> [Work instructions]
Return every line from the listing where the word "events" occurs.

> [Supplied entries]

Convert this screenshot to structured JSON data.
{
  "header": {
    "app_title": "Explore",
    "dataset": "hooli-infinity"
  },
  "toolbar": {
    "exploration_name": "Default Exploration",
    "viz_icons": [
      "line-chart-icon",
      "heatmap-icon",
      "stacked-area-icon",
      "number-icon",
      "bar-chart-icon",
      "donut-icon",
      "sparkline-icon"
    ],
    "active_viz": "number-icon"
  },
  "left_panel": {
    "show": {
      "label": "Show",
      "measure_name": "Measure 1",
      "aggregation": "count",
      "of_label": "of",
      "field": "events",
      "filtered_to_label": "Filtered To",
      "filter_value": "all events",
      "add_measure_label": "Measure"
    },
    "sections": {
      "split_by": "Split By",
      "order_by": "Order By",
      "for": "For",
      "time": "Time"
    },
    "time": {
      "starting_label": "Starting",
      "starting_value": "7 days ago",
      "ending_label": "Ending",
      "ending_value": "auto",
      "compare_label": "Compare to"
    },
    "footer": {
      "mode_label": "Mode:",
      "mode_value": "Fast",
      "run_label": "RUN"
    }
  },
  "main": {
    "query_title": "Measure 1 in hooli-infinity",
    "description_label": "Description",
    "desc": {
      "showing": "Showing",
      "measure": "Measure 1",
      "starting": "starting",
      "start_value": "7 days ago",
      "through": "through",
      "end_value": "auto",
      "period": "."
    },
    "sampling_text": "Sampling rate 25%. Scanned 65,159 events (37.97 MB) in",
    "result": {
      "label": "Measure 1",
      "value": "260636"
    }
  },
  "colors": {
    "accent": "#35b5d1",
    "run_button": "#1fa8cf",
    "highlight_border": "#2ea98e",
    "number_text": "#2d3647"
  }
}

> [Solution]
      "field": "events",
      "filter_value": "all events",
    "sampling_text": "Sampling rate 25%. Scanned 65,159 events (37.97 MB) in",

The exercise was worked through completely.